City administrators must look at the cost of support for open source. "Support service is a primary source of revenues for many Linux vendors," Charles King, principal at Pund-IT, told TechNewsWorld.
"Labor costs are 10 to 20 times the cost of the software in almost anything, so one question that should always be asked is, what is the cost of the labor compared to the cost of the software?" Phil Lieberman, CEO of Lieberman Software, pointed out.
The RAK Factor
City administrators should also look into the availability of developers for the platform they want and how good the documentation for the platform is, Lieberman said.
"Open source is fantastic, it provides a tremendous leg up for society," Lieberman told TechNewsWorld. "But for all its goodness, it isn't exactly easy to install or configure."
Part of the problem is that installers and developers need to know a lot about the platform they're working with, and here's where proper documentation, and lots of it, become crucial.
"We have this term in programming -- 'random-ass knowledge' -- that we use," Lieberman said. "Some platforms have a tremendous amount of random-ass knowledge that you need in order to even create a 'hello world.' For some others, things work as you expect them to. Open source software has a tremendous requirement for random-ass knowledge."
That's because open source communities don't have as much leverage or incentive to ensure developers are productive and to minimize the amount of random knowledge required to work with their platforms, Lieberman said.
The main difference between open source and commercial applications, however, boils down to one thing: Who's ultimately responsible when things break down. "With commercial software, there's one throat to choke when things go wrong," Lieberman pointed out.
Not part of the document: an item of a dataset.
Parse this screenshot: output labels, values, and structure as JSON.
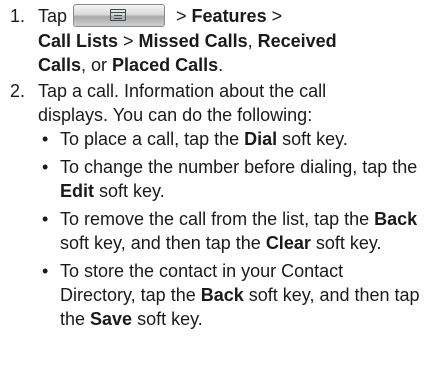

Legal and Other Issues
What about lawsuits? If a city gets open source apps, could it find itself tangled up in lawsuits filed for one reason or another over open source?
For example, IBM has filed suit against TurboHercules, which makes an open source mainframe emulator that, in essence, lets users run mainframe apps on their PCs.
Verizon was sued by the Software Freedom Law Center in 2007 on behalf of Busybox, a GPL-licensed package, on the grounds that one of Verizon's suppliers used a GPL-licensed app in Verizon's FIOS wireless routers without fulfilling the redistribution obligations of GPL.
GPL stands for the GNU General Public License. It requires derived works to be made available under the same free licensing terms.
The suit against Verizon was settled when the supplier agreed to provide its source code free to the public, appoint an open source compliance officer, and pay the plaintiff damages. Similar claims have been filed over the years against other enterprises, including Cisco, Diebold, and Skype.
Cities can prevent this type of problem from occurring by turning to companies such as Source Auditor, which identifies and manages open source code in commercial software products, or by insisting that their vendors do so.
"It's important for organizations of every sort to understand the product licenses related to their IT investments," Pund-IT's King said. "That's the best way to avoid trouble."
On the other hand, perhaps commercial software is just as vulnerable. "What makes you think open source software has any more liability than commercial software?" Lieberman asked.
The best way to decide whether to go open source or not is to look at the business case, Lieberman advised.
"One thing we see all the time as a vendor of security products is that the decision whether or not to go open source is absolutely a religious decision," he said. "You're either of the religion of Linux and open source or you're of the religion of commercial software."
Careers have been made and broken as new CIOs with different "religious" points of view come in and old ones leave, Lieberman said. "The important thing for IT is to make a business decision, not a religious one."